*** Exercise inputs ***
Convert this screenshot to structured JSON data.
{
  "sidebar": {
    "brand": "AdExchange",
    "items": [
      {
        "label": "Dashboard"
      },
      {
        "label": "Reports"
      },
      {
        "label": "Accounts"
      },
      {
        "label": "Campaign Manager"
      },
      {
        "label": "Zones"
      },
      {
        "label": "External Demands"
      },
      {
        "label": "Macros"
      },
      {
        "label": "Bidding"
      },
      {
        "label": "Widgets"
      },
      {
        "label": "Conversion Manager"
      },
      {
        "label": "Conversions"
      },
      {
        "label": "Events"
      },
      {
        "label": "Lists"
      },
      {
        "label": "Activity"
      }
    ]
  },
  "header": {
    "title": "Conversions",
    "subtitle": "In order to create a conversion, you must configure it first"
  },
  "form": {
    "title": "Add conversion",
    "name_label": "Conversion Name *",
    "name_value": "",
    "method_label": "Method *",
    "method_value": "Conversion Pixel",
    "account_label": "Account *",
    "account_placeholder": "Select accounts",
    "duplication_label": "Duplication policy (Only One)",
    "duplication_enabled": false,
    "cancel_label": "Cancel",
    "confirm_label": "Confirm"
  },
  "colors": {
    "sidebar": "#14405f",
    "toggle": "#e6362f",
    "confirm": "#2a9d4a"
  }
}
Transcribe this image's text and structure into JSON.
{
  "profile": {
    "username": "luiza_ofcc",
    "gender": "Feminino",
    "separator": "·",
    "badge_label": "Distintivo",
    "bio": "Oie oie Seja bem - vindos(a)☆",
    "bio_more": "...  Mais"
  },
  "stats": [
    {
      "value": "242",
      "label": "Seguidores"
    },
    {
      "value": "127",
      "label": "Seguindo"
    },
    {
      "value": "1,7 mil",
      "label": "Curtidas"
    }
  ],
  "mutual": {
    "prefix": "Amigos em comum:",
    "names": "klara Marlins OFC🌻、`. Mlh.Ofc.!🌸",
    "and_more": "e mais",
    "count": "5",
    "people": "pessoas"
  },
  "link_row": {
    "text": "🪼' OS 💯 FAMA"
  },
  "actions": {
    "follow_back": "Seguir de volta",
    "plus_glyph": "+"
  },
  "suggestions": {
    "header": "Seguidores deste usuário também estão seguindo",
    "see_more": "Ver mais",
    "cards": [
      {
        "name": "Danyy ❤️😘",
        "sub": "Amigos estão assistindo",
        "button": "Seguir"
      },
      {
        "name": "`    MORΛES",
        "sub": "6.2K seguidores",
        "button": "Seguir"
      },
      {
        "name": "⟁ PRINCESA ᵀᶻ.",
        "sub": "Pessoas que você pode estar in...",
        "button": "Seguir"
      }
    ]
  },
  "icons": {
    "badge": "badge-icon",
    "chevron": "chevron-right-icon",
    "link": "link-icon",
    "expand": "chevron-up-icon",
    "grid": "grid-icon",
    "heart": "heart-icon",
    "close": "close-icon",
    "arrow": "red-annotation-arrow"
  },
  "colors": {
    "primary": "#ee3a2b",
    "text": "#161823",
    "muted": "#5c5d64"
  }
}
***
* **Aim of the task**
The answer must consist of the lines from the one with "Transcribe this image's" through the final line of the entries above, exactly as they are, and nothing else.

* **Solution**
Transcribe this image's text and structure into JSON.
{
  "profile": {
    "username": "luiza_ofcc",
    "gender": "Feminino",
    "separator": "·",
    "badge_label": "Distintivo",
    "bio": "Oie oie Seja bem - vindos(a)☆",
    "bio_more": "...  Mais"
  },
  "stats": [
    {
      "value": "242",
      "label": "Seguidores"
    },
    {
      "value": "127",
      "label": "Seguindo"
    },
    {
      "value": "1,7 mil",
      "label": "Curtidas"
    }
  ],
  "mutual": {
    "prefix": "Amigos em comum:",
    "names": "klara Marlins OFC🌻、`. Mlh.Ofc.!🌸",
    "and_more": "e mais",
    "count": "5",
    "people": "pessoas"
  },
  "link_row": {
    "text": "🪼' OS 💯 FAMA"
  },
  "actions": {
    "follow_back": "Seguir de volta",
    "plus_glyph": "+"
  },
  "suggestions": {
    "header": "Seguidores deste usuário também estão seguindo",
    "see_more": "Ver mais",
    "cards": [
      {
        "name": "Danyy ❤️😘",
        "sub": "Amigos estão assistindo",
        "button": "Seguir"
      },
      {
        "name": "`    MORΛES",
        "sub": "6.2K seguidores",
        "button": "Seguir"
      },
      {
        "name": "⟁ PRINCESA ᵀᶻ.",
        "sub": "Pessoas que você pode estar in...",
        "button": "Seguir"
      }
    ]
  },
  "icons": {
    "badge": "badge-icon",
    "chevron": "chevron-right-icon",
    "link": "link-icon",
    "expand": "chevron-up-icon",
    "grid": "grid-icon",
    "heart": "heart-icon",
    "close": "close-icon",
    "arrow": "red-annotation-arrow"
  },
  "colors": {
    "primary": "#ee3a2b",
    "text": "#161823",
    "muted": "#5c5d64"
  }
}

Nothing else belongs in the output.